*** Records for the exercise ***
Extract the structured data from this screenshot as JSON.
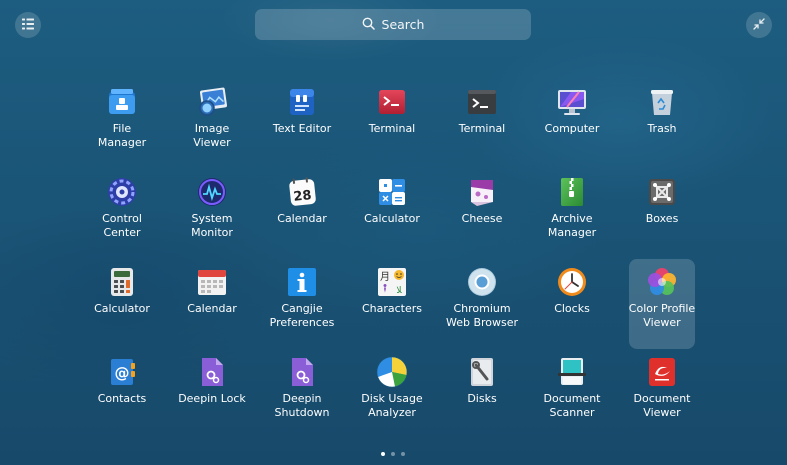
{
  "search": {
    "placeholder": "Search",
    "icon": "search-icon"
  },
  "apps": [
    {
      "label": "File\nManager",
      "icon": "folder-icon"
    },
    {
      "label": "Image\nViewer",
      "icon": "image-viewer-icon"
    },
    {
      "label": "Text Editor",
      "icon": "text-editor-icon"
    },
    {
      "label": "Terminal",
      "icon": "terminal-red-icon"
    },
    {
      "label": "Terminal",
      "icon": "terminal-dark-icon"
    },
    {
      "label": "Computer",
      "icon": "computer-icon"
    },
    {
      "label": "Trash",
      "icon": "trash-icon"
    },
    {
      "label": "Control\nCenter",
      "icon": "control-center-icon"
    },
    {
      "label": "System\nMonitor",
      "icon": "system-monitor-icon"
    },
    {
      "label": "Calendar",
      "icon": "calendar-28-icon",
      "badge": "28"
    },
    {
      "label": "Calculator",
      "icon": "calculator-blue-icon"
    },
    {
      "label": "Cheese",
      "icon": "cheese-icon"
    },
    {
      "label": "Archive\nManager",
      "icon": "archive-icon"
    },
    {
      "label": "Boxes",
      "icon": "boxes-icon"
    },
    {
      "label": "Calculator",
      "icon": "calculator-icon"
    },
    {
      "label": "Calendar",
      "icon": "calendar-icon"
    },
    {
      "label": "Cangjie\nPreferences",
      "icon": "info-icon"
    },
    {
      "label": "Characters",
      "icon": "characters-icon"
    },
    {
      "label": "Chromium\nWeb Browser",
      "icon": "chromium-icon"
    },
    {
      "label": "Clocks",
      "icon": "clock-icon"
    },
    {
      "label": "Color Profile\nViewer",
      "icon": "color-profile-icon",
      "hovered": true
    },
    {
      "label": "Contacts",
      "icon": "contacts-icon"
    },
    {
      "label": "Deepin Lock",
      "icon": "deepin-lock-icon"
    },
    {
      "label": "Deepin\nShutdown",
      "icon": "deepin-shutdown-icon"
    },
    {
      "label": "Disk Usage\nAnalyzer",
      "icon": "disk-usage-icon"
    },
    {
      "label": "Disks",
      "icon": "disks-icon"
    },
    {
      "label": "Document\nScanner",
      "icon": "scanner-icon"
    },
    {
      "label": "Document\nViewer",
      "icon": "document-viewer-icon"
    }
  ],
  "pages": {
    "count": 3,
    "current": 1
  },
  "colors": {
    "background": "#1b587b",
    "hover": "rgba(255,255,255,0.17)"
  }
}
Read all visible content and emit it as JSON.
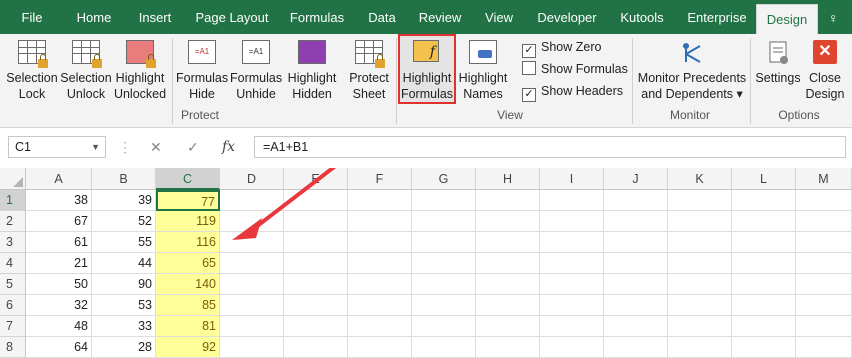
{
  "tabs": [
    "File",
    "Home",
    "Insert",
    "Page Layout",
    "Formulas",
    "Data",
    "Review",
    "View",
    "Developer",
    "Kutools",
    "Enterprise",
    "Design"
  ],
  "help_icon": "lightbulb-icon",
  "ribbon": {
    "buttons": [
      {
        "id": "selection-lock",
        "l1": "Selection",
        "l2": "Lock"
      },
      {
        "id": "selection-unlock",
        "l1": "Selection",
        "l2": "Unlock"
      },
      {
        "id": "highlight-unlocked",
        "l1": "Highlight",
        "l2": "Unlocked"
      },
      {
        "id": "formulas-hide",
        "l1": "Formulas",
        "l2": "Hide"
      },
      {
        "id": "formulas-unhide",
        "l1": "Formulas",
        "l2": "Unhide"
      },
      {
        "id": "highlight-hidden",
        "l1": "Highlight",
        "l2": "Hidden"
      },
      {
        "id": "protect-sheet",
        "l1": "Protect",
        "l2": "Sheet"
      },
      {
        "id": "highlight-formulas",
        "l1": "Highlight",
        "l2": "Formulas"
      },
      {
        "id": "highlight-names",
        "l1": "Highlight",
        "l2": "Names"
      },
      {
        "id": "monitor-precedents",
        "l1": "Monitor Precedents",
        "l2": "and Dependents ▾"
      },
      {
        "id": "settings",
        "l1": "Settings",
        "l2": ""
      },
      {
        "id": "close-design",
        "l1": "Close",
        "l2": "Design"
      }
    ],
    "checkboxes": [
      {
        "label": "Show Zero",
        "checked": true
      },
      {
        "label": "Show Formulas",
        "checked": false
      },
      {
        "label": "Show Headers",
        "checked": true
      }
    ],
    "groups": [
      "Protect",
      "View",
      "Monitor",
      "Options"
    ]
  },
  "formula_bar": {
    "name_box": "C1",
    "cancel": "✕",
    "enter": "✓",
    "fx": "fx",
    "formula": "=A1+B1"
  },
  "columns": [
    "A",
    "B",
    "C",
    "D",
    "E",
    "F",
    "G",
    "H",
    "I",
    "J",
    "K",
    "L",
    "M"
  ],
  "rows": [
    "1",
    "2",
    "3",
    "4",
    "5",
    "6",
    "7",
    "8"
  ],
  "data": [
    [
      "38",
      "39",
      "77"
    ],
    [
      "67",
      "52",
      "119"
    ],
    [
      "61",
      "55",
      "116"
    ],
    [
      "21",
      "44",
      "65"
    ],
    [
      "50",
      "90",
      "140"
    ],
    [
      "32",
      "53",
      "85"
    ],
    [
      "48",
      "33",
      "81"
    ],
    [
      "64",
      "28",
      "92"
    ]
  ],
  "colors": {
    "accent": "#217346",
    "highlight": "#ffff99",
    "arrow": "#e8383d"
  }
}
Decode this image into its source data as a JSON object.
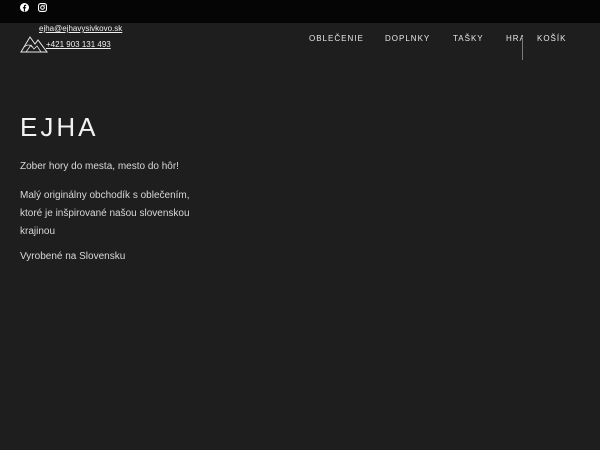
{
  "social": {
    "facebook_icon": "facebook-icon",
    "instagram_icon": "instagram-icon"
  },
  "contact": {
    "email": "ejha@ejhavysivkovo.sk",
    "phone": "+421 903 131 493"
  },
  "nav": {
    "items": [
      {
        "label": "OBLEČENIE"
      },
      {
        "label": "DOPLNKY"
      },
      {
        "label": "TAŠKY"
      },
      {
        "label": "HRA"
      },
      {
        "label": "KOŠÍK"
      }
    ]
  },
  "hero": {
    "title": "EJHA",
    "tagline": "Zober hory do mesta, mesto do hôr!",
    "description": "Malý originálny obchodík s oblečením, ktoré je inšpirované našou slovenskou krajinou",
    "made_in": "Vyrobené na Slovensku"
  },
  "colors": {
    "background": "#1e1e1e",
    "topbar": "#050505",
    "text": "#e6e6e6"
  }
}
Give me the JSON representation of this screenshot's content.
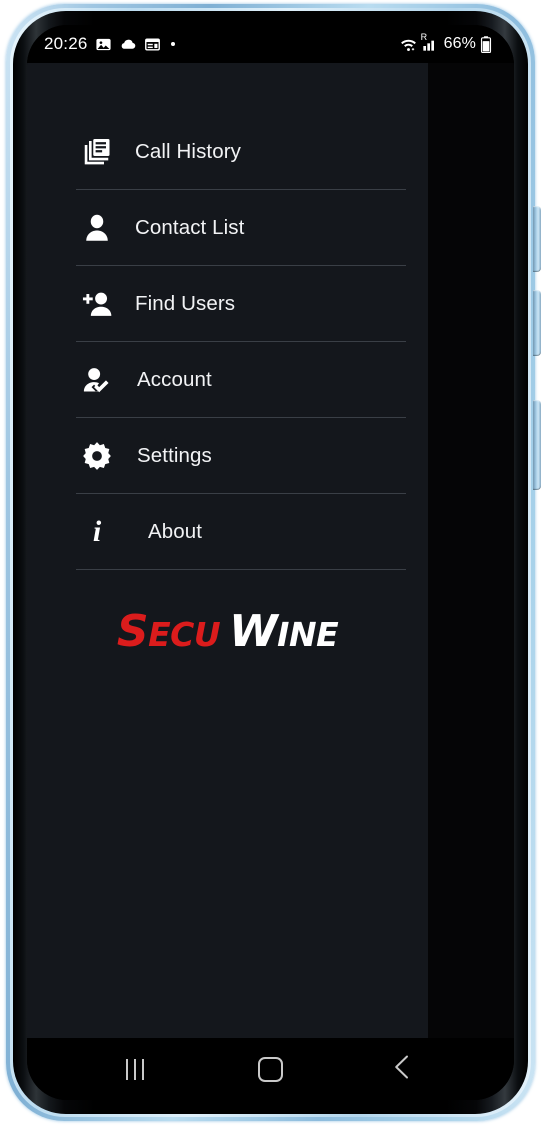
{
  "status_bar": {
    "clock": "20:26",
    "left_icons": [
      "gallery-icon",
      "cloud-icon",
      "calendar-icon",
      "dot-indicator"
    ],
    "right_icons": [
      "wifi-icon",
      "signal-icon",
      "battery-icon"
    ],
    "battery_percent": "66%",
    "roaming_label": "R"
  },
  "drawer": {
    "menu_items": [
      {
        "label": "Call History",
        "icon": "call-history-icon",
        "indent": "ind-0"
      },
      {
        "label": "Contact List",
        "icon": "contact-list-icon",
        "indent": "ind-0"
      },
      {
        "label": "Find Users",
        "icon": "find-users-icon",
        "indent": "ind-0"
      },
      {
        "label": "Account",
        "icon": "account-icon",
        "indent": "ind-1"
      },
      {
        "label": "Settings",
        "icon": "settings-gear-icon",
        "indent": "ind-1"
      },
      {
        "label": "About",
        "icon": "about-info-icon",
        "indent": "ind-2"
      }
    ],
    "logo": {
      "part1_big": "S",
      "part1_small": "ECU",
      "part2_big": "W",
      "part2_small": "INE",
      "color_red": "#db1c1c",
      "color_white": "#ffffff",
      "alt": "SecuWine"
    }
  },
  "system_nav": {
    "recents_label": "recents-button",
    "home_label": "home-button",
    "back_label": "back-button"
  },
  "device": {
    "frame_color": "#a8d2ea",
    "screen_background": "#000000",
    "drawer_background": "#14171c"
  }
}
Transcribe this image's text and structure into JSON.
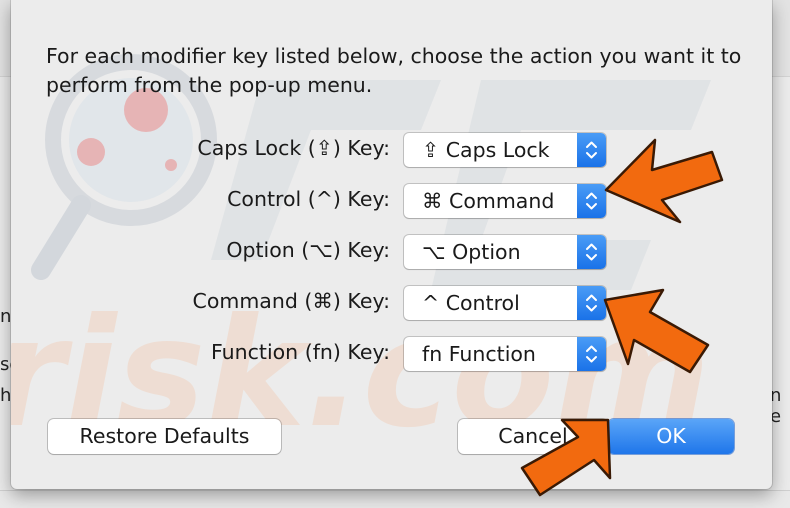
{
  "background": {
    "fragments": [
      "nc",
      "se",
      "h",
      "n e"
    ]
  },
  "dialog": {
    "intro": "For each modifier key listed below, choose the action you want it to perform from the pop-up menu.",
    "rows": [
      {
        "label": "Caps Lock (⇪) Key:",
        "value": "⇪ Caps Lock"
      },
      {
        "label": "Control (^) Key:",
        "value": "⌘ Command"
      },
      {
        "label": "Option (⌥) Key:",
        "value": "⌥ Option"
      },
      {
        "label": "Command (⌘) Key:",
        "value": "^ Control"
      },
      {
        "label": "Function (fn) Key:",
        "value": "fn Function"
      }
    ],
    "buttons": {
      "restore_defaults": "Restore Defaults",
      "cancel": "Cancel",
      "ok": "OK"
    }
  },
  "watermark": {
    "text": "risk.com"
  },
  "colors": {
    "accent_blue": "#1f76ea",
    "arrow_orange": "#f26a0f"
  },
  "icons": [
    "up-down-chevron-icon",
    "pointer-arrow-icon"
  ]
}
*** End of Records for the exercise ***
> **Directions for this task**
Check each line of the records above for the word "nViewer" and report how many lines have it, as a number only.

> **Finished exercise**
3